**Problem description**
Print every line below exactly as written, but leave the pictures behind.

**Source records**
↓↓↓

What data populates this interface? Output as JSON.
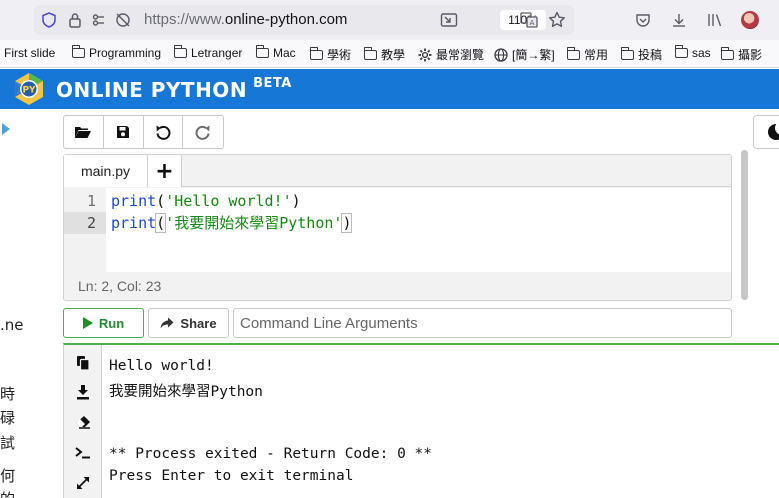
{
  "browser": {
    "url_prefix": "https://www.",
    "url_host": "online-python.com",
    "zoom": "110%"
  },
  "bookmarks": [
    {
      "label": "First slide",
      "icon": "none"
    },
    {
      "label": "Programming",
      "icon": "folder-icon"
    },
    {
      "label": "Letranger",
      "icon": "folder-icon"
    },
    {
      "label": "Mac",
      "icon": "folder-icon"
    },
    {
      "label": "學術",
      "icon": "folder-icon"
    },
    {
      "label": "教學",
      "icon": "folder-icon"
    },
    {
      "label": "最常瀏覽",
      "icon": "gear-icon"
    },
    {
      "label": "[簡→繁]",
      "icon": "globe-icon"
    },
    {
      "label": "常用",
      "icon": "folder-icon"
    },
    {
      "label": "投稿",
      "icon": "folder-icon"
    },
    {
      "label": "sas",
      "icon": "folder-icon"
    },
    {
      "label": "攝影",
      "icon": "folder-icon"
    }
  ],
  "app": {
    "brand": "ONLINE PYTHON",
    "badge": "BETA",
    "logo_text": "PY",
    "accent_color": "#1777d6"
  },
  "left_strip": [
    ".ne",
    "時",
    "碌",
    "試",
    "何",
    "的"
  ],
  "toolbar": {
    "open": "open-folder-icon",
    "save": "save-icon",
    "undo": "undo-icon",
    "redo": "redo-icon"
  },
  "editor": {
    "tab_name": "main.py",
    "add_tab": "+",
    "lines": [
      {
        "num": "1",
        "fn": "print",
        "open": "(",
        "str": "'Hello world!'",
        "close": ")"
      },
      {
        "num": "2",
        "fn": "print",
        "open": "(",
        "str": "'我要開始來學習Python'",
        "close": ")"
      }
    ],
    "status": "Ln: 2,  Col: 23"
  },
  "actions": {
    "run_label": "Run",
    "share_label": "Share",
    "args_placeholder": "Command Line Arguments",
    "args_value": ""
  },
  "terminal": {
    "lines": [
      "Hello world!",
      "我要開始來學習Python",
      "",
      "",
      "** Process exited - Return Code: 0 **",
      "Press Enter to exit terminal"
    ]
  }
}
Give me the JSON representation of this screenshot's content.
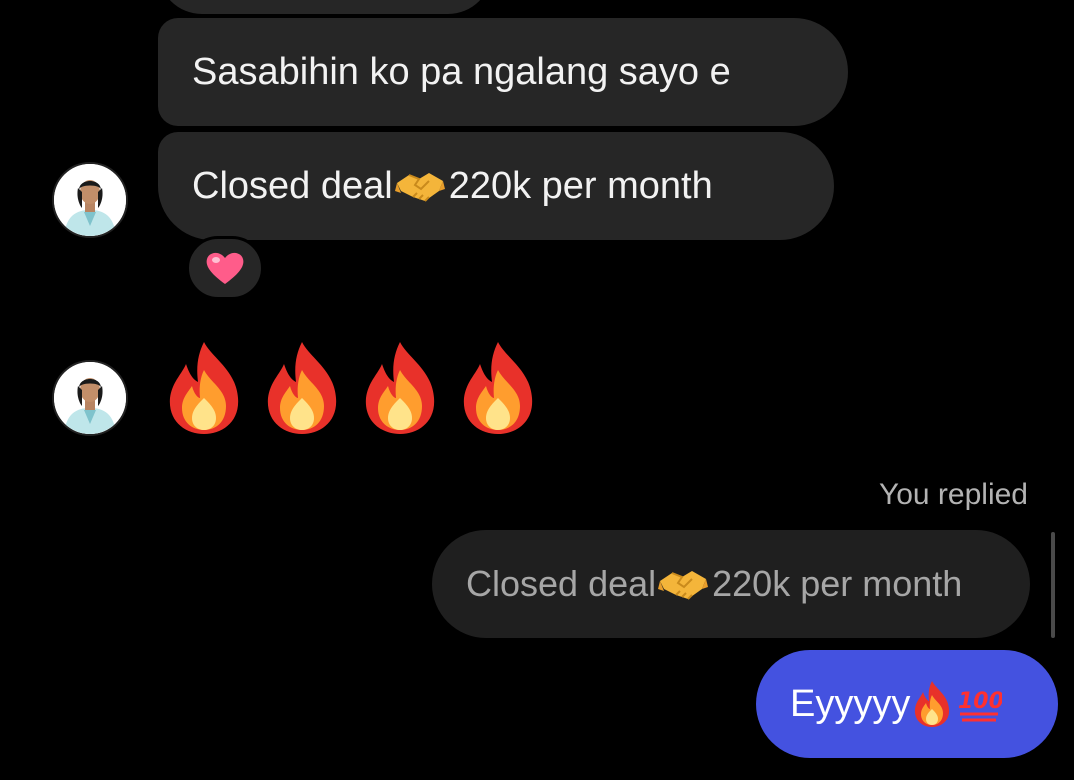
{
  "chat": {
    "messages": {
      "m1_text": "Sasabihin ko pa ngalang sayo e",
      "m2_text_a": "Closed deal",
      "m2_text_b": " 220k per month",
      "m2_icon": "handshake-emoji",
      "reaction_icon": "pink-heart-emoji",
      "fire_icons": [
        "fire-emoji",
        "fire-emoji",
        "fire-emoji",
        "fire-emoji"
      ]
    },
    "reply": {
      "label": "You replied",
      "quoted_text_a": "Closed deal",
      "quoted_text_b": " 220k per month",
      "sent_text": "Eyyyyy",
      "sent_icons": [
        "fire-emoji",
        "hundred-points-emoji"
      ]
    }
  },
  "colors": {
    "background": "#000000",
    "received_bubble": "#262626",
    "sent_bubble": "#4452e0",
    "muted_text": "#a6a6a6"
  }
}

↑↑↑

**Reply to the task**
What data populates this interface? Output as JSON.
{
  "browser": {
    "url_prefix": "https://www.",
    "url_host": "online-python.com",
    "zoom": "110%"
  },
  "bookmarks": [
    {
      "label": "First slide",
      "icon": "none"
    },
    {
      "label": "Programming",
      "icon": "folder-icon"
    },
    {
      "label": "Letranger",
      "icon": "folder-icon"
    },
    {
      "label": "Mac",
      "icon": "folder-icon"
    },
    {
      "label": "學術",
      "icon": "folder-icon"
    },
    {
      "label": "教學",
      "icon": "folder-icon"
    },
    {
      "label": "最常瀏覽",
      "icon": "gear-icon"
    },
    {
      "label": "[簡→繁]",
      "icon": "globe-icon"
    },
    {
      "label": "常用",
      "icon": "folder-icon"
    },
    {
      "label": "投稿",
      "icon": "folder-icon"
    },
    {
      "label": "sas",
      "icon": "folder-icon"
    },
    {
      "label": "攝影",
      "icon": "folder-icon"
    }
  ],
  "app": {
    "brand": "ONLINE PYTHON",
    "badge": "BETA",
    "logo_text": "PY",
    "accent_color": "#1777d6"
  },
  "left_strip": [
    ".ne",
    "時",
    "碌",
    "試",
    "何",
    "的"
  ],
  "toolbar": {
    "open": "open-folder-icon",
    "save": "save-icon",
    "undo": "undo-icon",
    "redo": "redo-icon"
  },
  "editor": {
    "tab_name": "main.py",
    "add_tab": "+",
    "lines": [
      {
        "num": "1",
        "fn": "print",
        "open": "(",
        "str": "'Hello world!'",
        "close": ")"
      },
      {
        "num": "2",
        "fn": "print",
        "open": "(",
        "str": "'我要開始來學習Python'",
        "close": ")"
      }
    ],
    "status": "Ln: 2,  Col: 23"
  },
  "actions": {
    "run_label": "Run",
    "share_label": "Share",
    "args_placeholder": "Command Line Arguments",
    "args_value": ""
  },
  "terminal": {
    "lines": [
      "Hello world!",
      "我要開始來學習Python",
      "",
      "",
      "** Process exited - Return Code: 0 **",
      "Press Enter to exit terminal"
    ]
  }
}
Give me the JSON representation of this screenshot's content.
{
  "chat": {
    "messages": {
      "m1_text": "Sasabihin ko pa ngalang sayo e",
      "m2_text_a": "Closed deal",
      "m2_text_b": " 220k per month",
      "m2_icon": "handshake-emoji",
      "reaction_icon": "pink-heart-emoji",
      "fire_icons": [
        "fire-emoji",
        "fire-emoji",
        "fire-emoji",
        "fire-emoji"
      ]
    },
    "reply": {
      "label": "You replied",
      "quoted_text_a": "Closed deal",
      "quoted_text_b": " 220k per month",
      "sent_text": "Eyyyyy",
      "sent_icons": [
        "fire-emoji",
        "hundred-points-emoji"
      ]
    }
  },
  "colors": {
    "background": "#000000",
    "received_bubble": "#262626",
    "sent_bubble": "#4452e0",
    "muted_text": "#a6a6a6"
  }
}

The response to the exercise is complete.